A common problem with citrus, particularly new plants, is dropping of flowers and fruit not setting. This is part and parcel of establishing a tree as they are notoriously slow to adapt to their new environment. Sometimes it can also be caused by overfeeding when the plants are producing flowers. Too much nitrogen will focus the plant’s efforts on producing foliage rather than flowers and fruit, and consequently they will drop. Fertilise your plants just after they have fruited, rather than during.
Even once you have ticked all the boxes and are doing everything to benefit your plant, pest and disease can strike - in fact, it's inevitable. Here are some of citrus's major nemesis and organic products we use to deal with them.
Gall wasp is something that nearly every citrus grower in the country has to deal with. It is a microscopic native wasp that burrows its eggs into the limbs of citrus, primarily lemons and grapefruit - causing swellings or ‘galls’ on the plant - from which the insect hatches. Although it isn’t quickly terminal (and your citrus can live with it for years), if left to its own devices it will begin to severely affect fruit production. The migratory nature of the wasp also means that you can’t ‘cure’ your citrus, rather your plant and the wasp will have to learn to live together.
Managing Gall Wasp Rather than pruning out every new piece you come across, make a concerted effort every few years to eradicate the diseased branches. Along with a seasonal cut back of the outer most swellings, plan a deeper cut back every 3-4 years. After pruning your branches, dispose of any limbs that have unhatched swellings. Little pin-prick holes means the wasp has departed and these can be composted safely, however swellings that are exempt of this tell tale sign should be put in a sealed bag and in the bin.
The wasp find the colour yellow as alluring as a bull does red, but it will also find the yellow thing you hang up in the garden too sticky to pull itself from. This will help control numbers.

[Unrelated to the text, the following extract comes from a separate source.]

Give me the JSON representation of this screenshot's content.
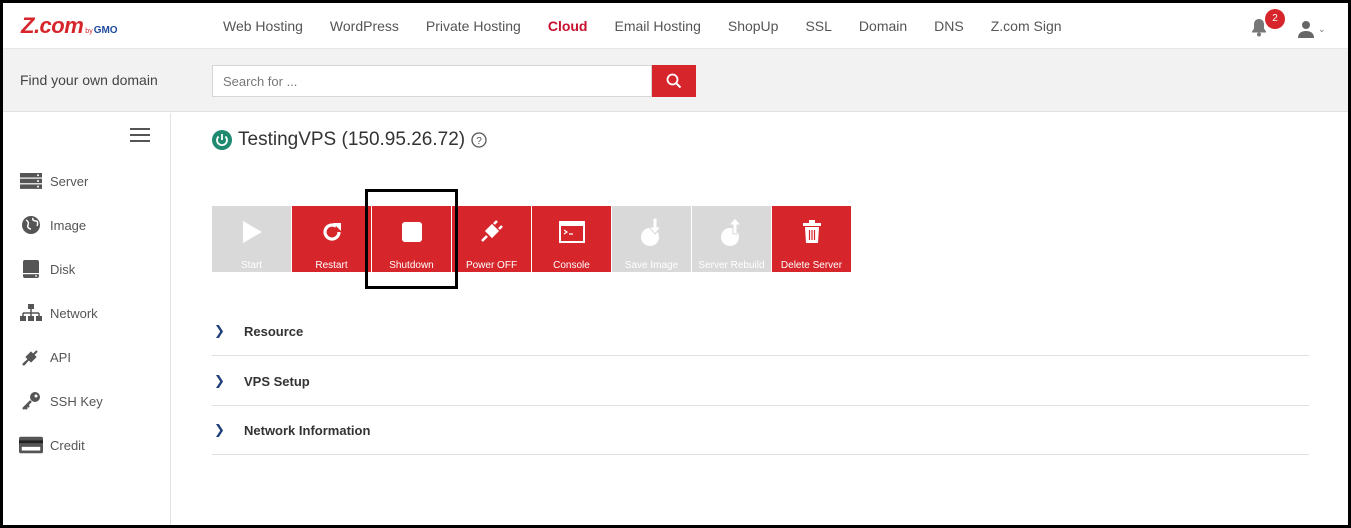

Scale is the name given to a range of sucking pests that feed on the sap of leaves and stems, and hey, they love citrus! Largely immobile, they do not often move over the plant, preferring rather to attach themselves and stay put, giving the appearance of a ‘thing’ - tiny shell like bumps - rather than a pest. Left uncontrolled, they slowly reduce the health and productivity of plants.
Most scale produces a honeydew as they feed and have a waxy protective coating over their body, making them quite resistant to sprays. Ants - that feed on honeydew like a child on chocolate - is often the first alarm to an infestation. While it may seems like the ants are providing a free clean up service, the contract between them and scale is more sinister. Not only do they feed on the honeydew, but protect the scale from would be natural predators.
Managing Scale Scale can be rubbed off with your fingernail or a hard bristled toothbrush, while larger infestations should be trimmed from the plant. Cleaning the plant of the honeydew - with a soapy spray and sponge - will detract the ants’ interest in proceedings.
Using a pyrethrin spray or white (eco) oil will help smother and kill the scale and any looking to set up camp. A homemade version of this can be made mixing 2 tablespoons of vegetable oil and 1 tablespoon of liquid soap with a litre of water and spraying the affected foliage.
The leaf miner is the larvae of insects, typically of flies but also of moths and sometimes beetles, that are burrowed into the tissue of the leaf. Eggs will appear as small bumps on the underside of the leaves, that when hatch, feed on the tissue leaving recognisable lines or mine tracks. Because the larvae is nestled within the protection of the leaf, it is largely resistant to sprays and predators. The key is in controlling the numbers of the egg laying pests and maintaining healthy plants that are more resistant to attack.
Managing Leaf Miner Sticky pheromone lure traps will attract those flies that are typically responsible for the leaf miners away from the plant and instead to a pile of goo they can’t escape. Mulching the soil will help to break the cycle as this will create a barrier to the soil, which is where the larvae pupate and hatch into mature, egg laying insects. It is best to cut the worse affected leaves and discard in a sealed bag rather than pop in the compost bin.